Page and application data records

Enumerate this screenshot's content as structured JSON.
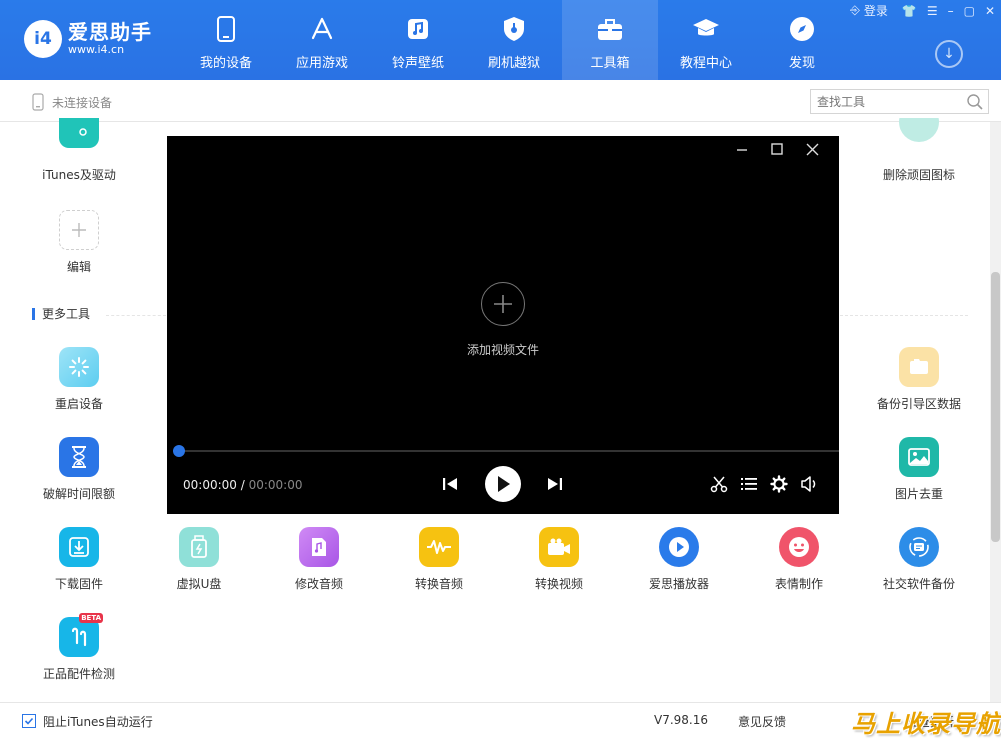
{
  "app": {
    "logo_badge": "i4",
    "logo_name": "爱思助手",
    "logo_url": "www.i4.cn"
  },
  "nav": [
    {
      "label": "我的设备",
      "icon": "phone-icon"
    },
    {
      "label": "应用游戏",
      "icon": "app-store-icon"
    },
    {
      "label": "铃声壁纸",
      "icon": "ringtone-icon"
    },
    {
      "label": "刷机越狱",
      "icon": "shield-icon"
    },
    {
      "label": "工具箱",
      "icon": "toolbox-icon",
      "active": true
    },
    {
      "label": "教程中心",
      "icon": "graduation-cap-icon"
    },
    {
      "label": "发现",
      "icon": "compass-icon"
    }
  ],
  "window": {
    "login": "登录"
  },
  "subbar": {
    "device_status": "未连接设备",
    "search_placeholder": "查找工具"
  },
  "tools": {
    "itunes": "iTunes及驱动",
    "edit": "编辑",
    "delete_icons": "删除顽固图标",
    "section_more": "更多工具",
    "restart": "重启设备",
    "backup_boot": "备份引导区数据",
    "crack_time": "破解时间限额",
    "image_dedup": "图片去重",
    "row3": [
      {
        "label": "下载固件",
        "color": "#17b6e8"
      },
      {
        "label": "虚拟U盘",
        "color": "#5fd0c6"
      },
      {
        "label": "修改音频",
        "color": "#b668e8"
      },
      {
        "label": "转换音频",
        "color": "#f6c211"
      },
      {
        "label": "转换视频",
        "color": "#f6c211"
      },
      {
        "label": "爱思播放器",
        "color": "#2a7bea"
      },
      {
        "label": "表情制作",
        "color": "#f0546a"
      },
      {
        "label": "社交软件备份",
        "color": "#2d8de8"
      }
    ],
    "accessory_check": "正品配件检测",
    "beta_badge": "BETA"
  },
  "player": {
    "add_video": "添加视频文件",
    "current_time": "00:00:00",
    "separator": " / ",
    "total_time": "00:00:00",
    "progress": 0
  },
  "footer": {
    "block_itunes": "阻止iTunes自动运行",
    "version": "V7.98.16",
    "feedback": "意见反馈",
    "check_update": "检查更新",
    "watermark": "马上收录导航"
  }
}
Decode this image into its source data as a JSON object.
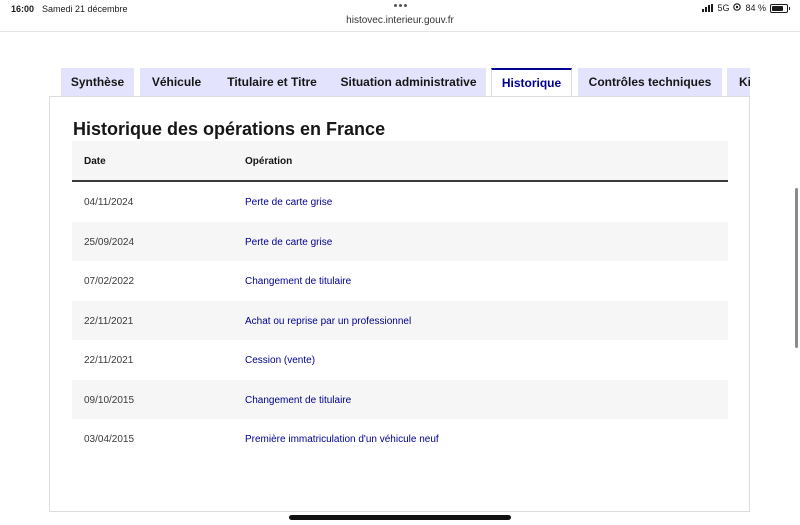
{
  "statusbar": {
    "time": "16:00",
    "date": "Samedi 21 décembre",
    "network": "5G",
    "battery": "84 %",
    "battery_level": 0.84
  },
  "browser": {
    "url": "histovec.interieur.gouv.fr"
  },
  "tabs": [
    {
      "label": "Synthèse",
      "active": false
    },
    {
      "label": "Véhicule",
      "active": false
    },
    {
      "label": "Titulaire et Titre",
      "active": false
    },
    {
      "label": "Situation administrative",
      "active": false
    },
    {
      "label": "Historique",
      "active": true
    },
    {
      "label": "Contrôles techniques",
      "active": false
    },
    {
      "label": "Kilo",
      "active": false
    }
  ],
  "section": {
    "title": "Historique des opérations en France",
    "columns": {
      "date": "Date",
      "operation": "Opération"
    },
    "rows": [
      {
        "date": "04/11/2024",
        "operation": "Perte de carte grise"
      },
      {
        "date": "25/09/2024",
        "operation": "Perte de carte grise"
      },
      {
        "date": "07/02/2022",
        "operation": "Changement de titulaire"
      },
      {
        "date": "22/11/2021",
        "operation": "Achat ou reprise par un professionnel"
      },
      {
        "date": "22/11/2021",
        "operation": "Cession (vente)"
      },
      {
        "date": "09/10/2015",
        "operation": "Changement de titulaire"
      },
      {
        "date": "03/04/2015",
        "operation": "Première immatriculation d'un véhicule neuf"
      }
    ]
  },
  "colors": {
    "accent": "#000091",
    "tab_bg": "#e3e3fd",
    "row_alt": "#f6f6f6"
  }
}
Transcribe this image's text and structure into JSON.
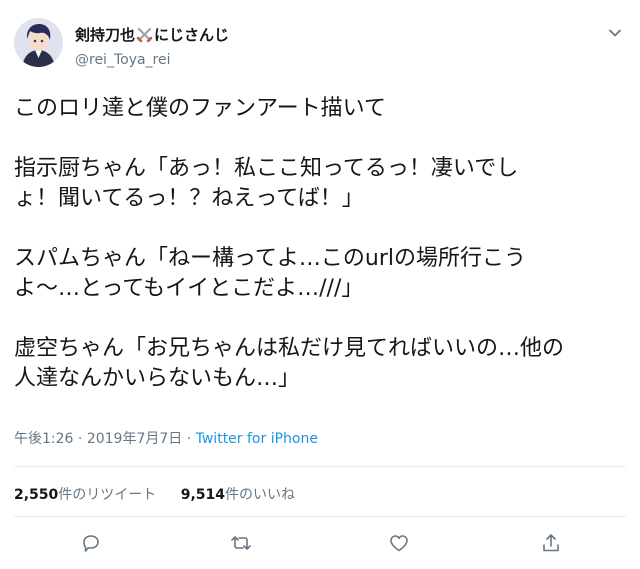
{
  "user": {
    "display_name_pre": "剣持刀也",
    "display_name_post": "にじさんじ",
    "emoji_icon": "crossed-swords-icon",
    "handle": "@rei_Toya_rei"
  },
  "tweet": {
    "lines": [
      "このロリ達と僕のファンアート描いて",
      "",
      "指示厨ちゃん「あっ！私ここ知ってるっ！凄いでし",
      "ょ！聞いてるっ！？ねえってば！」",
      "",
      "スパムちゃん「ねー構ってよ…このurlの場所行こう",
      "よ〜…とってもイイとこだよ…///」",
      "",
      "虚空ちゃん「お兄ちゃんは私だけ見てればいいの…他の",
      "人達なんかいらないもん…」"
    ]
  },
  "meta": {
    "time": "午後1:26",
    "separator": "·",
    "date": "2019年7月7日",
    "source": "Twitter for iPhone"
  },
  "stats": {
    "retweets_count": "2,550",
    "retweets_label": "件のリツイート",
    "likes_count": "9,514",
    "likes_label": "件のいいね"
  },
  "actions": [
    "reply-icon",
    "retweet-icon",
    "like-icon",
    "share-icon"
  ],
  "colors": {
    "text": "#14171a",
    "secondary": "#657786",
    "link": "#1b95e0",
    "divider": "#e6ecf0"
  }
}
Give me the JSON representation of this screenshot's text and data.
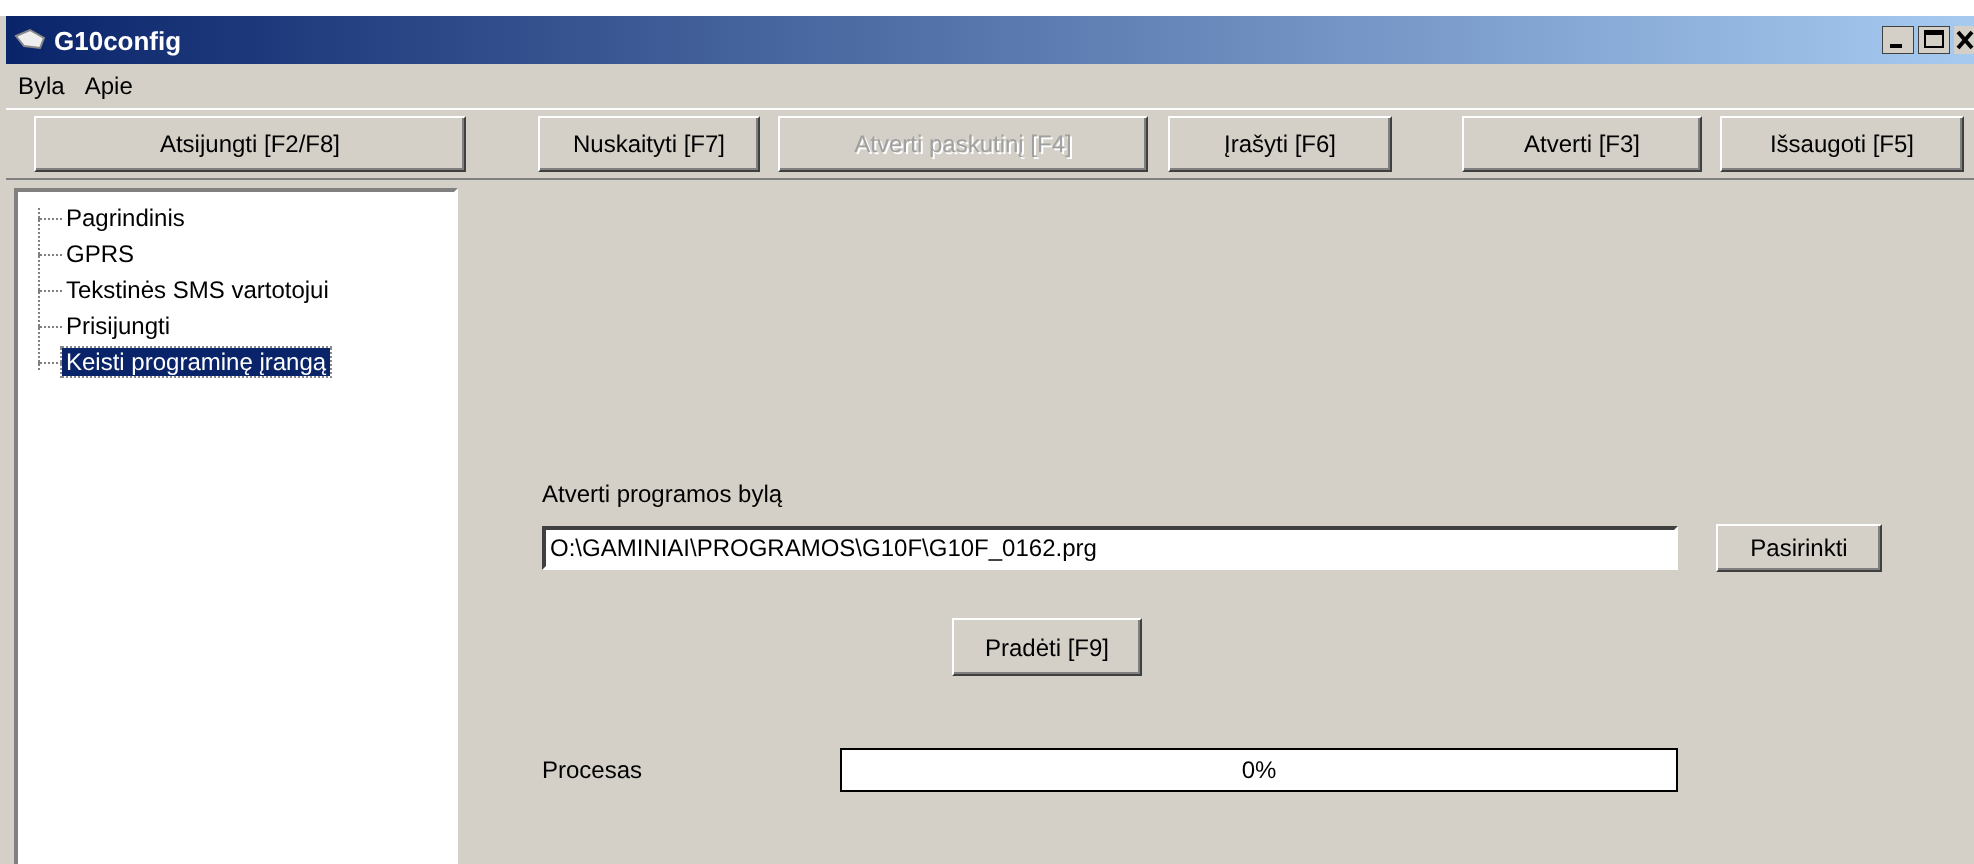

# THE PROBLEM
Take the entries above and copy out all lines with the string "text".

# TASK OUTPUT
Transcribe this image's text and structure into JSON.
    "text": "#14171a",
Give me the JSON representation of this screenshot's text and data.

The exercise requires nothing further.